I’m going to miss my time as the library gardener. Finding squash and counting butterflies with preschoolers made the world new again in my eyes. Sharing recipes for herbed dipping oils and marinara was a joy – and a reminder of how fun it was to do these things with my own two sons in years past. This is a grace if anything is.

I’m ready to let this season go. It’s a lot of work to plan and prepare garden lessons every week. I’m tired of keeping track of the number of participants, of what worked and what didn’t, of saving receipts and recipes – all necessary for planning next year’s program. Other things need my attention and energy.

I’m happy with what grew in this year’s garden and even happier with the love of nature that’s grown in the children who came to water and gather. This season of growing the garden is ending, as it should. The season of growing young gardeners and nature lovers? Not so much. After all, seasons end and return to begin again. Who knows who might be tending this garden long after my season ends? If this summer is any indication, the garden is in great hands. So is the world.

You don’t stand a chance

You don’t stand a chance against my prayers

You don’t stand a chance against my love

[Robbie Robertson & the Red Road Ensemble, Ghost Dance, Music for The Native Americans, Capitol Records, 1994]

It’s a song about spiritual power and a restored land. Plains indians danced the Ghost Dance to resurrect the dead, heal the land and restore the its caretakers – the native peoples. Some believed it would get rid of the white people who had taken away their way of life, starting a political revolution that would restore peace. Others believed that the peaceful, non-violent behavior it engendered would restore political peace. Either way, it came from remarkable spiritual visions and it brought hope to people in desperate need and dire circumstances.

In December of 1890, at Wounded Knee, hundreds came to dance the Ghost Dance. Believing that their dance would protect them, even from bullets, they danced the outlawed dance. A gun went off, United States Army soldiers panicked, and soon 250 or so men, women, and children were dead.

There is no magic song that can stop bullets from tearing into living flesh. There is no dance that can bring peace to people whose lands and cultures have been banned. But what if the dance is a prayer?

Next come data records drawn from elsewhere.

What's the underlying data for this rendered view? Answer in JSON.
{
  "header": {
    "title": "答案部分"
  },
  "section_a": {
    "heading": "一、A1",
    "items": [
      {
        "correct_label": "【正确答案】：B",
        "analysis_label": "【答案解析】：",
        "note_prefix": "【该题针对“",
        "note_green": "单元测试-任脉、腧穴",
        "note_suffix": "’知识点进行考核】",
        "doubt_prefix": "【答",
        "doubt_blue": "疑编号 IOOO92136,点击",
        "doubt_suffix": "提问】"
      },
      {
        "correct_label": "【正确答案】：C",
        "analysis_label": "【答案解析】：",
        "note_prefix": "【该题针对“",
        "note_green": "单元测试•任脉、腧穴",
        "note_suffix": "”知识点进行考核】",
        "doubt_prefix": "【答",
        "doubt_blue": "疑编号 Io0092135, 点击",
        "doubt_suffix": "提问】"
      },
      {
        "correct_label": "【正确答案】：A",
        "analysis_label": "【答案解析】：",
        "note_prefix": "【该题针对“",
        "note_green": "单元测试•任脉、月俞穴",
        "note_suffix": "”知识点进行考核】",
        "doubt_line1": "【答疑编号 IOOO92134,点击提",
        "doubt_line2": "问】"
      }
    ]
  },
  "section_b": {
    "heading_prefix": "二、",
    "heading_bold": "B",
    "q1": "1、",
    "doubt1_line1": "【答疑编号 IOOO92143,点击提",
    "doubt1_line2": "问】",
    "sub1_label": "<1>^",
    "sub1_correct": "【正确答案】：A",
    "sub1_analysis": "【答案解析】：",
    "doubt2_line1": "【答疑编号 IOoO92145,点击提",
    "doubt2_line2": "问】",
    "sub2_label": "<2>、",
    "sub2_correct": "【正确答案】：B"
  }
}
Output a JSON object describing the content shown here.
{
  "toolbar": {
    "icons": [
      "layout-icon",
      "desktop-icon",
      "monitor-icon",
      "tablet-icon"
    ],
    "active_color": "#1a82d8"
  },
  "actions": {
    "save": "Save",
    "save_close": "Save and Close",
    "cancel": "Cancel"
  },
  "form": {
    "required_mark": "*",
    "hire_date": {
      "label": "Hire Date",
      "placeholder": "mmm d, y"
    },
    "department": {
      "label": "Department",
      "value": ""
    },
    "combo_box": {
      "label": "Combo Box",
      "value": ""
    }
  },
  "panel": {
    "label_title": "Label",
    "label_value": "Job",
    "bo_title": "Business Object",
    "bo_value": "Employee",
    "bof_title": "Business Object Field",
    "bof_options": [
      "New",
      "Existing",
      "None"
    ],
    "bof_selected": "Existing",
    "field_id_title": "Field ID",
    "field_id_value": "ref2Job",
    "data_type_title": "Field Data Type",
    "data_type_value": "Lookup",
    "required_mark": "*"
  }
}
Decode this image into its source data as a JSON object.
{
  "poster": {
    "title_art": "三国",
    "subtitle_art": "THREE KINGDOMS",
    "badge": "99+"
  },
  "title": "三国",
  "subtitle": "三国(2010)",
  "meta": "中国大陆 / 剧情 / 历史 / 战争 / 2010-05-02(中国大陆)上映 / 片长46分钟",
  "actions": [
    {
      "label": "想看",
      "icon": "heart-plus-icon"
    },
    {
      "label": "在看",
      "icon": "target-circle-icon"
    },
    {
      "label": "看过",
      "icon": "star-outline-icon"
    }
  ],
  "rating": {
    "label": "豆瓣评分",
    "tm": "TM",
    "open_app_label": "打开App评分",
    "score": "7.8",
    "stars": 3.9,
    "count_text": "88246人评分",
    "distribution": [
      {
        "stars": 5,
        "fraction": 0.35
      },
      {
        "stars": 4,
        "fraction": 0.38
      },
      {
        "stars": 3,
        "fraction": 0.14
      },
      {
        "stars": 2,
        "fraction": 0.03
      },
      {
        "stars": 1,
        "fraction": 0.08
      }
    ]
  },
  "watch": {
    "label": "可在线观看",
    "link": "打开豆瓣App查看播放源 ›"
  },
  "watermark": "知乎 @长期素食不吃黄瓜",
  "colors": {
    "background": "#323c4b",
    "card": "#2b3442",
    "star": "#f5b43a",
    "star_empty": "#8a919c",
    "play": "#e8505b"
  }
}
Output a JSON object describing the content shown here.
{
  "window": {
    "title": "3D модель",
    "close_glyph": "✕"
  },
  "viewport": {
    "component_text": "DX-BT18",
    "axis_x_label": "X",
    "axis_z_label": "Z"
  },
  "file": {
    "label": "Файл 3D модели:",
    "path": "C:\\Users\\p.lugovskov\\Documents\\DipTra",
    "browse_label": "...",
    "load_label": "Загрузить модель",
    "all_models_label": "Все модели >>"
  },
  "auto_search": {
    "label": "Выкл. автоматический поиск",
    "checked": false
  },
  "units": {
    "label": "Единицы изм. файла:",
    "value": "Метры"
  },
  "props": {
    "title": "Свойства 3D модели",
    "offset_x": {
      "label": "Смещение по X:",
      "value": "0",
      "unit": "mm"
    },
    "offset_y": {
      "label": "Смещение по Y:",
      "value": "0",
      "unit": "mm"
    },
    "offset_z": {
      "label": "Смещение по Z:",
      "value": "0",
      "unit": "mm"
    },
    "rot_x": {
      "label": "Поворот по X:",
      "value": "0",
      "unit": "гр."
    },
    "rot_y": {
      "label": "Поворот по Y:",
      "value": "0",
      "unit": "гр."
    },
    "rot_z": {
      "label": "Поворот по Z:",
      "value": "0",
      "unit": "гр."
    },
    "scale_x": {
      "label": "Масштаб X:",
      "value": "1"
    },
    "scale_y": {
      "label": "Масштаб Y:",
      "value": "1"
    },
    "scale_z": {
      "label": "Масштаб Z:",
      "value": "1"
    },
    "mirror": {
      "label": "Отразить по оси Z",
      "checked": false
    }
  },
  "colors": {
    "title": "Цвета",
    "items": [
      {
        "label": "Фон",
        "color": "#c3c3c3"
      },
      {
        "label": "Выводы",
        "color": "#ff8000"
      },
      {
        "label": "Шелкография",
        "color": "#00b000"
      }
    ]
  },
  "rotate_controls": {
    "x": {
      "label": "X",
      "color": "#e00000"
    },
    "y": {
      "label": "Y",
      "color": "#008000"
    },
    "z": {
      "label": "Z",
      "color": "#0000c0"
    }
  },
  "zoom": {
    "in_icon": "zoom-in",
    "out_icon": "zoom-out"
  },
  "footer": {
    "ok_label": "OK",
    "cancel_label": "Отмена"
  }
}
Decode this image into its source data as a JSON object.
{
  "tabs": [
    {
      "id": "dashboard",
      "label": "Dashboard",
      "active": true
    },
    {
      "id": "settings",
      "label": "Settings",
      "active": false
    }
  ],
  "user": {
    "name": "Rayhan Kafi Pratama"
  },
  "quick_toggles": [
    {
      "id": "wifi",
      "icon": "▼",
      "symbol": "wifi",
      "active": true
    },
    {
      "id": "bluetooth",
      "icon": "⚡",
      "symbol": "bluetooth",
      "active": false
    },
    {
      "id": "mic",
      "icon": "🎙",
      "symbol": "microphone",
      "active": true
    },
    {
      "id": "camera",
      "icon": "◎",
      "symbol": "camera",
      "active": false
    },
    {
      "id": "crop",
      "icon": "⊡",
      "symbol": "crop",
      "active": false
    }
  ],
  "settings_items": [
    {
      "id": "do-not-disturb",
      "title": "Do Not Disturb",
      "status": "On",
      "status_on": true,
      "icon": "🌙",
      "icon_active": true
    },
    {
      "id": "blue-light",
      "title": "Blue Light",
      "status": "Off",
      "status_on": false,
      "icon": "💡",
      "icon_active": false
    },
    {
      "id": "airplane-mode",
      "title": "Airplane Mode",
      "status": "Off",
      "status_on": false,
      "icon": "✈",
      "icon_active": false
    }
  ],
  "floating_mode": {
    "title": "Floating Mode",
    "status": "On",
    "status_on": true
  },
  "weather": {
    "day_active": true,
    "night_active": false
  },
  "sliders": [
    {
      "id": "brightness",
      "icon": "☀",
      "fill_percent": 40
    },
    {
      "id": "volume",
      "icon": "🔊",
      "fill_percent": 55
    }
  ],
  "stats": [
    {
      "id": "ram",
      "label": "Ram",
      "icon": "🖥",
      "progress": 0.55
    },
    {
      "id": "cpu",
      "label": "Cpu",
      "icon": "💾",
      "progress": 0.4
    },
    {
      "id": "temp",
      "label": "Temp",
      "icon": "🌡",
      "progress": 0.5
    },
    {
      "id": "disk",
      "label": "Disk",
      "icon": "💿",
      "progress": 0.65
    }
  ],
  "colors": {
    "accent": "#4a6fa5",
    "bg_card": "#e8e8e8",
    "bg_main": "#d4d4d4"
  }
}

Prayer isn’t magic, but it’s powerful. It can bring peace and forgiveness. It can and does create a new world. Praying for those who harm us may not save our lives, but it can lift our enemies into the embrace of God. On this side of life or the other, no one stands a chance against the power of love. Who’s to say when such prayers will create heaven on earth?